In northern climates, inclement weather and short days force people away from their outdoor barbeques. Braising, stewing and roasting take over as the cooking methods of choice and hearty slow cooked dishes provide comfort on cold nights. The method tenderizes cuts of meat that are usually cheap and tough so it’s economical as well.
What is Braising?
Braising involves cooking meat or vegetables in a covered pot with a small amount of liquid at relatively low temperatures for a long period. Meat emerges tender and juicy with a rich sauce. It is a very forgiving method of cooking – unlike grilling, the cooking times are less exact and a braised dish won’t be ruined if it stays in the oven for an extra few minutes. While the cooking times for braised dishes may be long (usually two to three hours), the prep work is generally minimal and the oven or slow cooker will do the rest. The results are sure to wow guests and have them believe you’ve been slaving in the kitchen for hours!
Braising doesn’t require a lot of fancy gadgets, just a large non-reactive, ovenproof pot with a tight fitting lid.
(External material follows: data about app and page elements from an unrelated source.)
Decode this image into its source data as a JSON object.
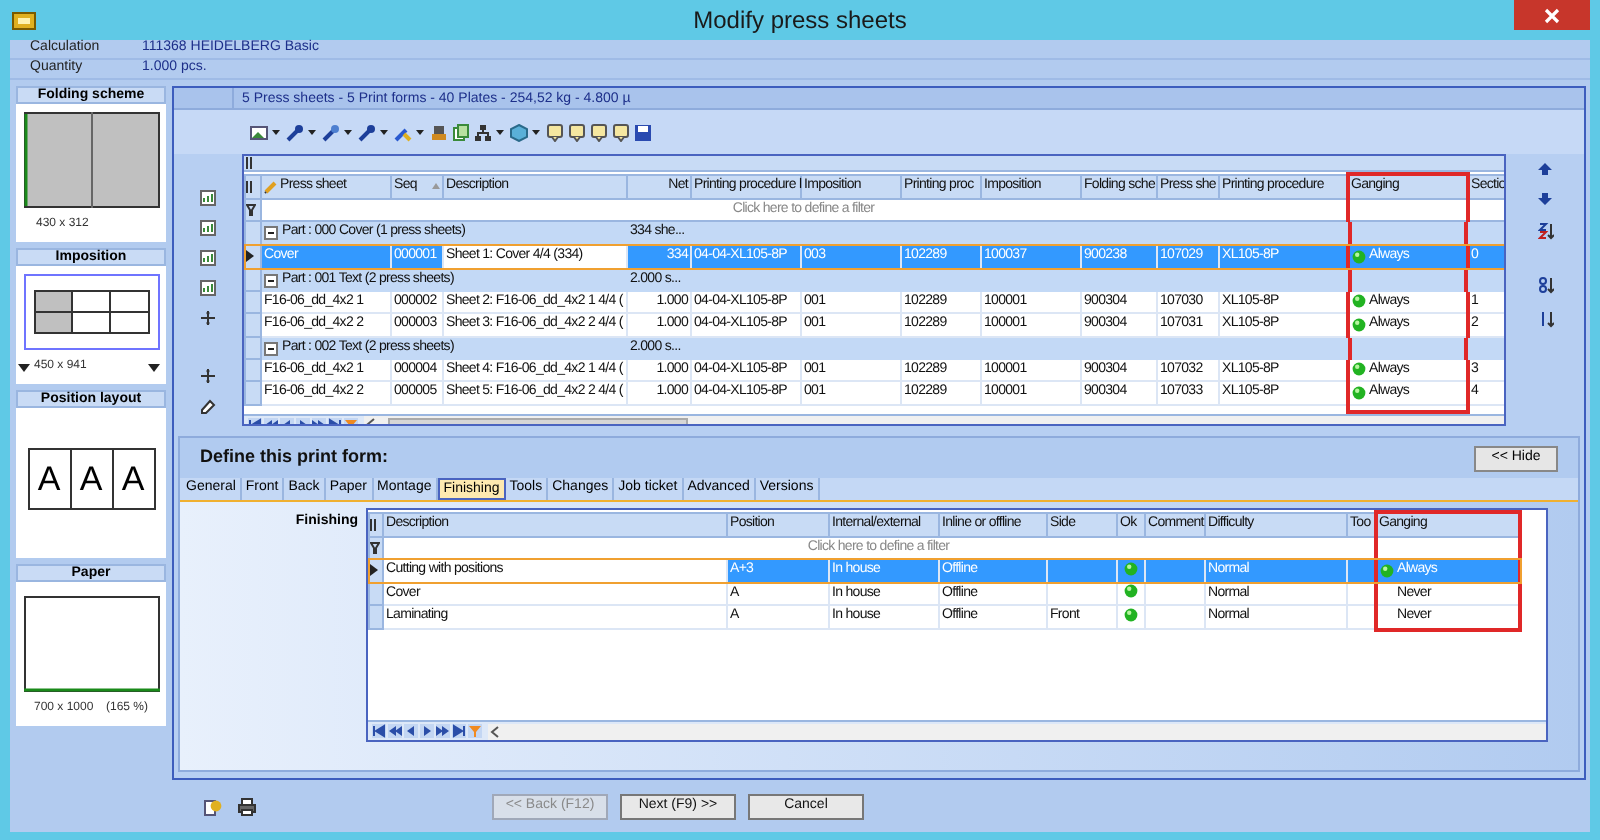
{
  "window": {
    "title": "Modify press sheets"
  },
  "header_fields": [
    {
      "label": "Calculation",
      "value": "111368 HEIDELBERG Basic"
    },
    {
      "label": "Quantity",
      "value": "1.000 pcs."
    }
  ],
  "sidebar": {
    "panels": [
      {
        "kind": "folding",
        "title": "Folding scheme",
        "caption": "430 x 312"
      },
      {
        "kind": "imposition",
        "title": "Imposition",
        "caption": "450 x 941"
      },
      {
        "kind": "positions",
        "title": "Position layout",
        "letters": [
          "A",
          "A",
          "A"
        ]
      },
      {
        "kind": "paper",
        "title": "Paper",
        "caption": "700 x 1000",
        "zoom": "(165 %)"
      }
    ]
  },
  "summary": "5 Press sheets - 5 Print forms - 40 Plates - 254,52 kg - 4.800 µ",
  "press_sheets_grid": {
    "columns": [
      {
        "label": "Press sheet",
        "kind": "text",
        "highlighted": false
      },
      {
        "label": "Seq",
        "kind": "text",
        "highlighted": false
      },
      {
        "label": "Description",
        "kind": "text",
        "highlighted": false,
        "focused": true
      },
      {
        "label": "Net",
        "kind": "number",
        "highlighted": false
      },
      {
        "label": "Printing procedure l",
        "kind": "text",
        "highlighted": false
      },
      {
        "label": "Imposition",
        "kind": "text",
        "highlighted": false
      },
      {
        "label": "Printing proc",
        "kind": "text",
        "highlighted": false
      },
      {
        "label": "Imposition",
        "kind": "text",
        "highlighted": false
      },
      {
        "label": "Folding sche",
        "kind": "text",
        "highlighted": false
      },
      {
        "label": "Press she",
        "kind": "text",
        "highlighted": false
      },
      {
        "label": "Printing procedure",
        "kind": "text",
        "highlighted": false
      },
      {
        "label": "Ganging",
        "kind": "indicator",
        "highlighted": true
      },
      {
        "label": "Sectio",
        "kind": "text",
        "highlighted": false
      }
    ],
    "filter_hint": "Click here to define a filter",
    "groups": [
      {
        "label": "Part : 000 Cover (1 press sheets)",
        "total": "334 she...",
        "expanded": true,
        "rows": [
          {
            "selected": true,
            "indicator": true,
            "cells": [
              "Cover",
              "000001",
              "Sheet 1: Cover 4/4 (334)",
              "334",
              "04-04-XL105-8P",
              "003",
              "102289",
              "100037",
              "900238",
              "107029",
              "XL105-8P",
              "Always",
              "0"
            ]
          }
        ]
      },
      {
        "label": "Part : 001 Text (2 press sheets)",
        "total": "2.000 s...",
        "expanded": true,
        "rows": [
          {
            "selected": false,
            "indicator": true,
            "cells": [
              "F16-06_dd_4x2 1",
              "000002",
              "Sheet 2: F16-06_dd_4x2 1 4/4 (",
              "1.000",
              "04-04-XL105-8P",
              "001",
              "102289",
              "100001",
              "900304",
              "107030",
              "XL105-8P",
              "Always",
              "1"
            ]
          },
          {
            "selected": false,
            "indicator": true,
            "cells": [
              "F16-06_dd_4x2 2",
              "000003",
              "Sheet 3: F16-06_dd_4x2 2 4/4 (",
              "1.000",
              "04-04-XL105-8P",
              "001",
              "102289",
              "100001",
              "900304",
              "107031",
              "XL105-8P",
              "Always",
              "2"
            ]
          }
        ]
      },
      {
        "label": "Part : 002 Text (2 press sheets)",
        "total": "2.000 s...",
        "expanded": true,
        "rows": [
          {
            "selected": false,
            "indicator": true,
            "cells": [
              "F16-06_dd_4x2 1",
              "000004",
              "Sheet 4: F16-06_dd_4x2 1 4/4 (",
              "1.000",
              "04-04-XL105-8P",
              "001",
              "102289",
              "100001",
              "900304",
              "107032",
              "XL105-8P",
              "Always",
              "3"
            ]
          },
          {
            "selected": false,
            "indicator": true,
            "cells": [
              "F16-06_dd_4x2 2",
              "000005",
              "Sheet 5: F16-06_dd_4x2 2 4/4 (",
              "1.000",
              "04-04-XL105-8P",
              "001",
              "102289",
              "100001",
              "900304",
              "107033",
              "XL105-8P",
              "Always",
              "4"
            ]
          }
        ]
      }
    ]
  },
  "print_form": {
    "title": "Define this print form:",
    "hide_button": "<< Hide",
    "tabs": [
      {
        "label": "General",
        "selected": false
      },
      {
        "label": "Front",
        "selected": false
      },
      {
        "label": "Back",
        "selected": false
      },
      {
        "label": "Paper",
        "selected": false
      },
      {
        "label": "Montage",
        "selected": false
      },
      {
        "label": "Finishing",
        "selected": true
      },
      {
        "label": "Tools",
        "selected": false
      },
      {
        "label": "Changes",
        "selected": false
      },
      {
        "label": "Job ticket",
        "selected": false
      },
      {
        "label": "Advanced",
        "selected": false
      },
      {
        "label": "Versions",
        "selected": false
      }
    ],
    "section_label": "Finishing",
    "grid": {
      "columns": [
        {
          "label": "Description",
          "kind": "text",
          "highlighted": false,
          "focused": true
        },
        {
          "label": "Position",
          "kind": "text",
          "highlighted": false
        },
        {
          "label": "Internal/external",
          "kind": "text",
          "highlighted": false
        },
        {
          "label": "Inline or offline",
          "kind": "text",
          "highlighted": false
        },
        {
          "label": "Side",
          "kind": "text",
          "highlighted": false
        },
        {
          "label": "Ok",
          "kind": "ok",
          "highlighted": false
        },
        {
          "label": "Comment",
          "kind": "text",
          "highlighted": false
        },
        {
          "label": "Difficulty",
          "kind": "text",
          "highlighted": false
        },
        {
          "label": "Too",
          "kind": "text",
          "highlighted": false
        },
        {
          "label": "Ganging",
          "kind": "indicator",
          "highlighted": true
        }
      ],
      "filter_hint": "Click here to define a filter",
      "rows": [
        {
          "selected": true,
          "ok": true,
          "indicator": true,
          "cells": [
            "Cutting with positions",
            "A+3",
            "In house",
            "Offline",
            "",
            "",
            "",
            "Normal",
            "",
            "Always"
          ]
        },
        {
          "selected": false,
          "ok": true,
          "indicator": false,
          "cells": [
            "Cover",
            "A",
            "In house",
            "Offline",
            "",
            "",
            "",
            "Normal",
            "",
            "Never"
          ]
        },
        {
          "selected": false,
          "ok": true,
          "indicator": false,
          "cells": [
            "Laminating",
            "A",
            "In house",
            "Offline",
            "Front",
            "",
            "",
            "Normal",
            "",
            "Never"
          ]
        }
      ]
    }
  },
  "buttons": [
    {
      "label": "<< Back (F12)",
      "disabled": true
    },
    {
      "label": "Next (F9) >>",
      "disabled": false
    },
    {
      "label": "Cancel",
      "disabled": false
    }
  ]
}
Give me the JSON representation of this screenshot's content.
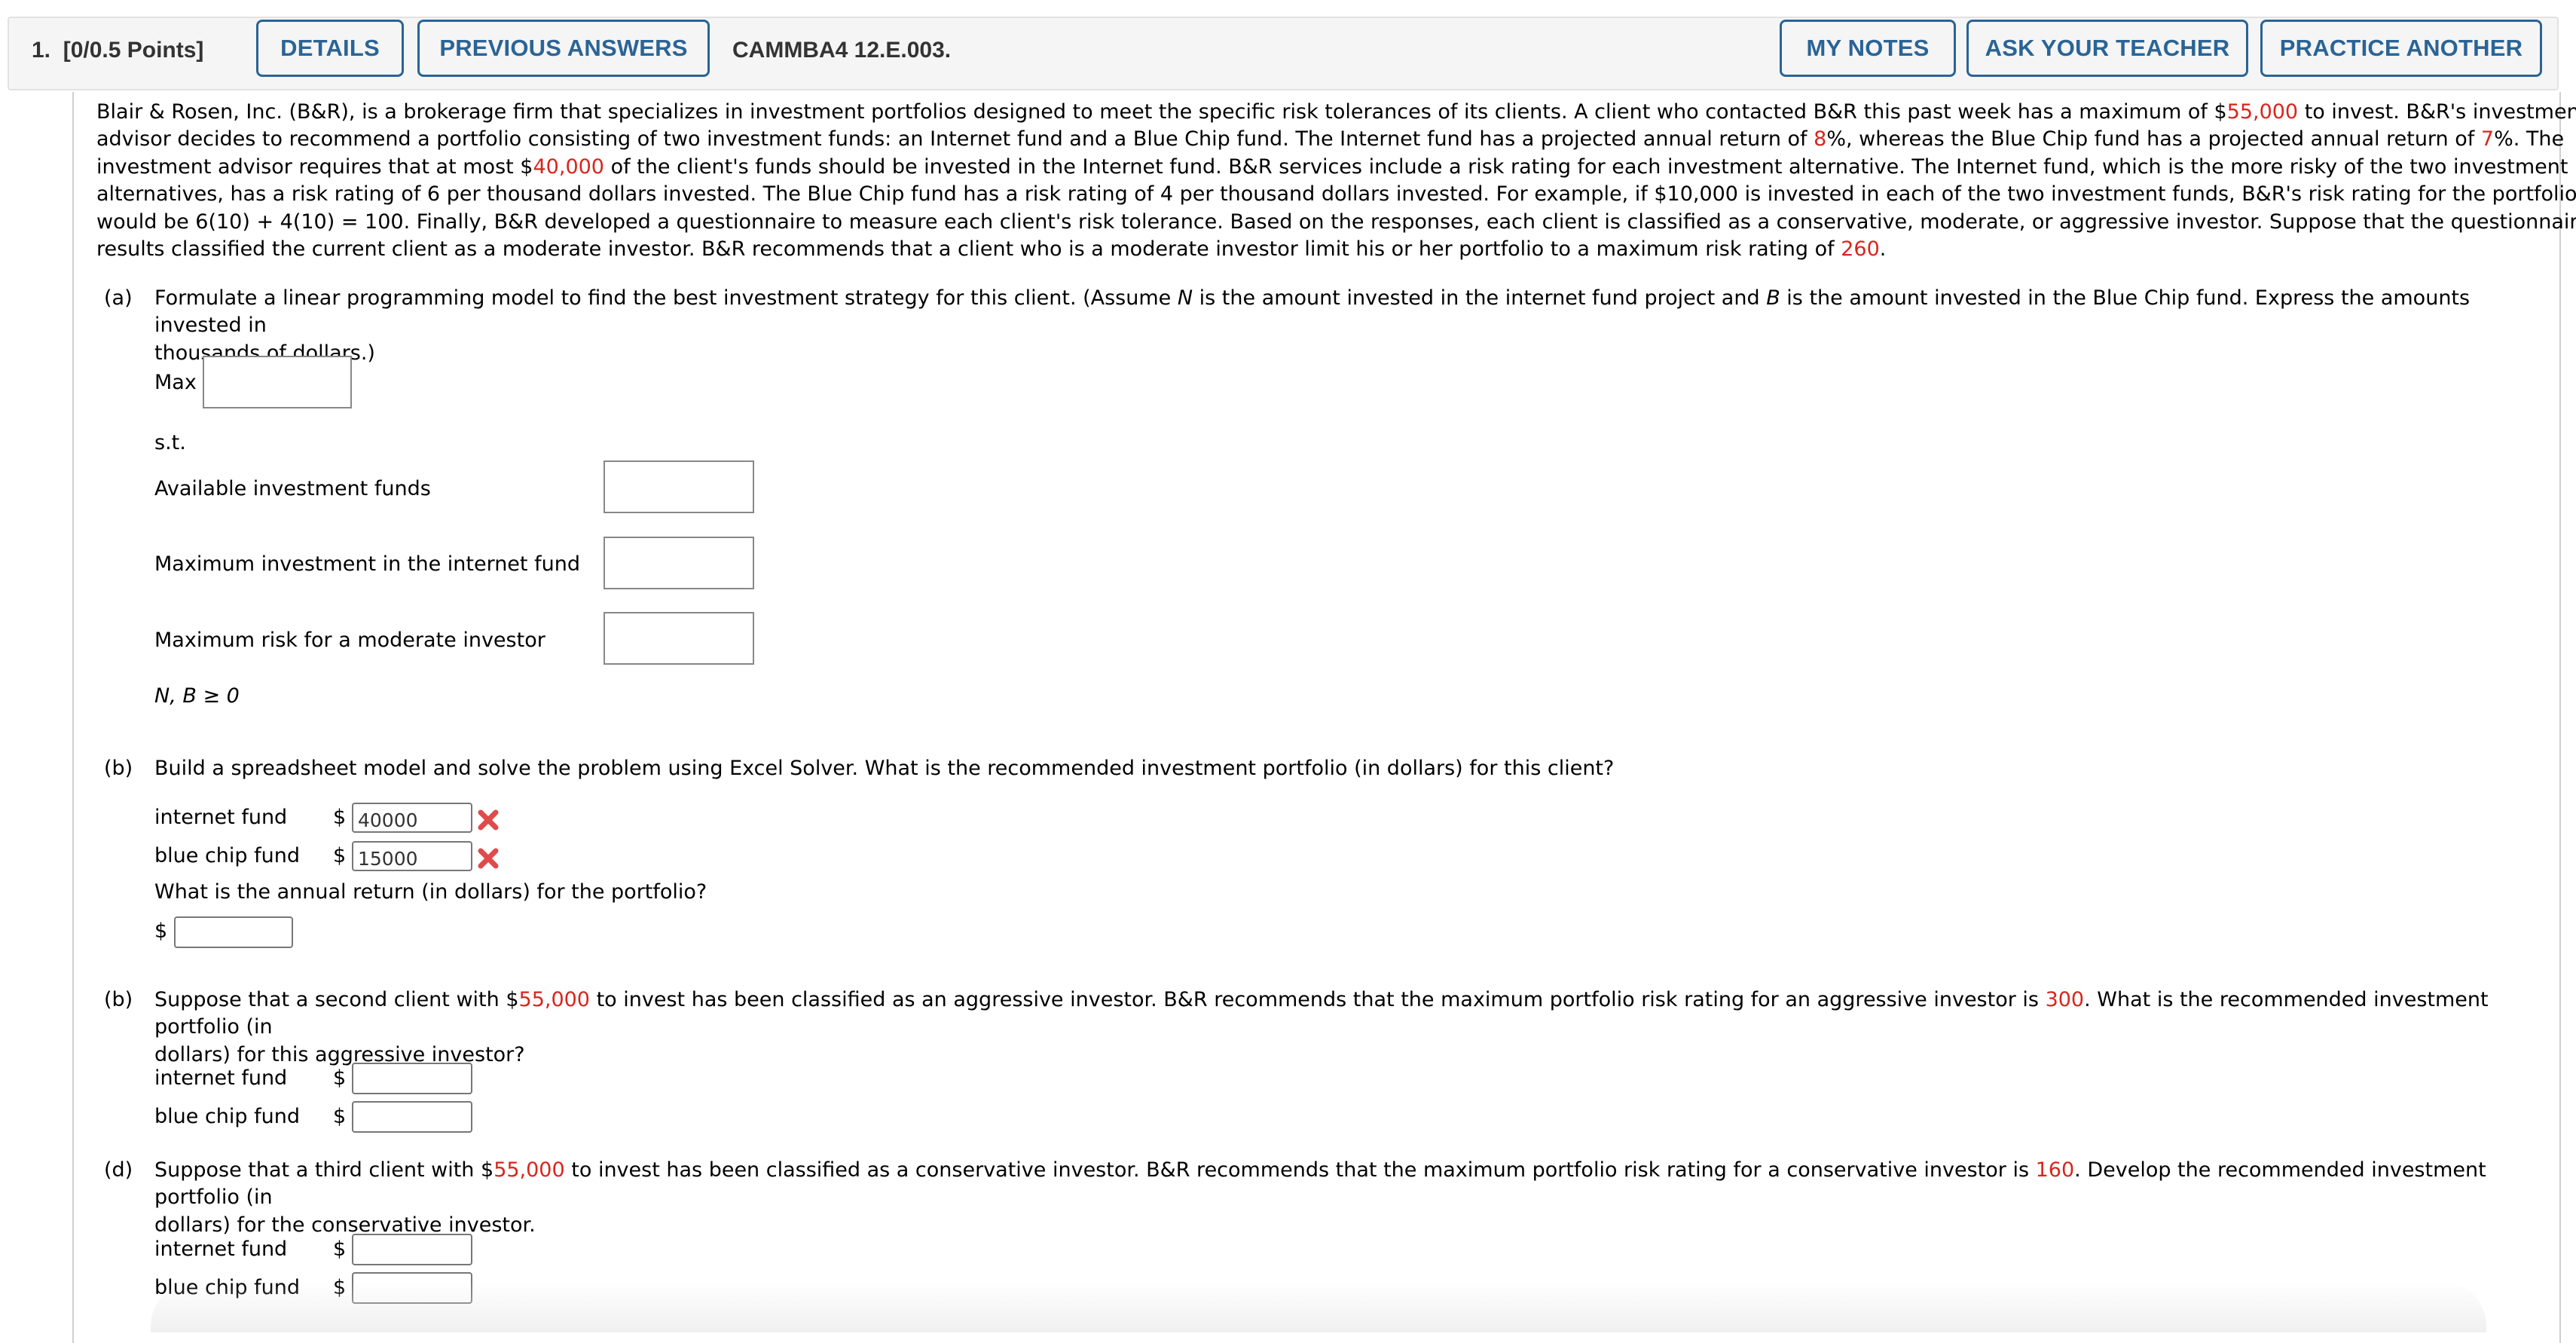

An enamelled cast iron pot with a minimum 5.5-quart capacity and a tight lid works best. These hefty pots retain heat well and can cook on the stovetop and then go into the oven. Enamelled cast iron pots are easy to clean and the coated interior won’t react with acidic ingredients such as tomatoes the way some metals can. These pots can be expensive, particularly famous brands such as Le Creuset and Staub. However, they are virtually indestructible and will last a lifetime. More affordable lines such as Lodge provide options for all budgets. There are also specially designed ‘braising pots’ on the market now that have small spikes on the underside of the lid to aid the braising process. However, a regular pot will work fine. If a lid doesn’t fit tightly, place a layer or two of foil over the top of the pot before putting the lid on. Once the lid is in place, crimp the foil around the edge of the lid to create a tighter seal and keep steam from escaping.
Another way to braise is to use a slow cooker (crock pot). Slow cookers have become very popular in recent years and are perfect for busy families who want to come home to a warm meal without fussing for hours. Models on the market today are very safe and can be left on for the entire day without getting too hot. Most are programmable and some models, such as the All-Clad Deluxe Slow Cooker, have a removable insert that allows for stovetop browning.
There are a few important steps to successful braising. The first is to prep all ingredients that will be needed. Most braises call for onions, garlic, herbs and some liquid such as stock and wine. Having everything chopped and measured (called ‘mis en place’) will simplify the process. Next, the meat or vegetables need to be browned on the stovetop. Make sure the surface of the food is dry and give them plenty of room in the pan. Don’t rush the browning process – it takes time to properly sear. Finally the other ingredients are added and the braise is covered and put in the oven or left on the stovetop to cook slowly.